If watching TV is too difficult, then you can just attach Sony's newest gadget to your head.
As of Tuesday, you can pre-order Sony's new "wearable display," which in short is a headset that you attach to your eyes and that lets you watch TV as if you were at the movies. The gadget gives you the impression that you're watching a 750-inch screen from 65 feet away. It's big, inconvenient, and unwieldy — but so were cellphones in their first incarnation, and if this thing catches on it'll probably shrink to a more manageable size. It supports both 2-D and 3-D screens, and has a cushioned head pad. Retail price? $999. Being able to watch Game of Thrones movie theater-style while eating a bowl of cereal in your bathrobe? Potentially priceless.
The smoke alarm is getting a makeover.

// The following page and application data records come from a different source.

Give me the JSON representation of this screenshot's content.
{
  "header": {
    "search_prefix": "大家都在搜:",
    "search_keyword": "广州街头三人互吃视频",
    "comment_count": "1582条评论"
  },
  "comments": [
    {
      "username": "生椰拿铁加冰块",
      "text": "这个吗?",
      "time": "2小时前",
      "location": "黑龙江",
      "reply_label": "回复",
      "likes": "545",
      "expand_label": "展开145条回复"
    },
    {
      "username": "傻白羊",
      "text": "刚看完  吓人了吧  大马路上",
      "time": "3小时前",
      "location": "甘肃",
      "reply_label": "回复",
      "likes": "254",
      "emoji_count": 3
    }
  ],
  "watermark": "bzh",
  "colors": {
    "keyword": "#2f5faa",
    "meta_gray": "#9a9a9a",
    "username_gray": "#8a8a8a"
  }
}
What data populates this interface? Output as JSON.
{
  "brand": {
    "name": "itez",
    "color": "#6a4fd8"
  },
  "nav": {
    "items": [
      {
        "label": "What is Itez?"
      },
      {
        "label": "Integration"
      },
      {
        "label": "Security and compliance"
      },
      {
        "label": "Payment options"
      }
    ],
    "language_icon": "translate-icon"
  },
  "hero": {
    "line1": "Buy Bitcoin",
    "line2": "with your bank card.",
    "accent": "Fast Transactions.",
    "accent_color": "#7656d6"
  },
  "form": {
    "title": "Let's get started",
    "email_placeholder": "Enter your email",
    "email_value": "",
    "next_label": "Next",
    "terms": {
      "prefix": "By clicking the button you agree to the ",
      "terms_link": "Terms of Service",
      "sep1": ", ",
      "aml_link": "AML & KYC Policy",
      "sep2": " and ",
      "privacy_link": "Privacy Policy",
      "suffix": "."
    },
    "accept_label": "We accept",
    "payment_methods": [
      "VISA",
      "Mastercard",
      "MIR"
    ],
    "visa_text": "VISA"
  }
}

We'll admit that revamping the smoke alarm is a more pressing concern than, say, digitizing the milk carton. Nest Labs has the answer: a new kind of smoke alarm that, praise be, recognizes when you stick out a hand and yell at the screeching alarm: "I'M JUST MAKING BACON." It connects to a Wi-Fi network, meaning that it doesn't need to have batteries, and comes equipped with a robotic voice that tells you what's going on: “Heads-up, there’s smoke in the bedroom,” it'll tell you, or “Emergency, there’s smoke.”
At $130, it's an expensive gadget — the average smoke alarm costs less than a quarter of that. And if you have a big house, you'll need to buy more than one. Still, can you put a price on never whacking that beeping noise with a broom again?
Robots can build themselves.
Who needs the bad rep of building a lethal robot... when you can just build one that assembles itself? Over at MIT, they've built just that. At present, they're just pretty colored boxes, but you know, the creepy things are always cute in the beginning.
Smartphones are getting real flexible.
Samsung and LG are going head-to-head to kick off this trend: on Monday, LG began mass-production of flexible panels for smartphones, ahead of their rumored "curved phone" launch next month. Samsung is hot on their heels, with their own plastic, bendy line of phones allegedly coming out in November. This is just the tip of the iceberg: analysts have been predicting for some time that the next generation of gadgets will have screens that bend in every direction, and will be "unbreakable" and encased in plastic. As we reported yesterday:
LG's smartphone panel uses OLED technology, which is the same kind of panel used in LG's curved televisions — which, at $13,000, no-one really bought, though they're hoping this time will be different. It's plastic rather than glass, and so won't shatter or get scratched easily, and can adhere to a variety of shapes and sizes. Critics have been predicting for a while that a new type of smartphone screen is in the works — a "rollable," even "transparent," model of "wearable technology," which is literally technology you can wear on your body, like smartwatches — but, until now, companies have rejected them because they're difficult to design and construct. OLED screens need to be kept away from air and moisture, so they have to be encapsulated by another material to work effectively.
According to The Verge, LG's new line will look like this.
Still, never let it be said that all new inventions are good for the world.
Meet the Miley Bobblehead.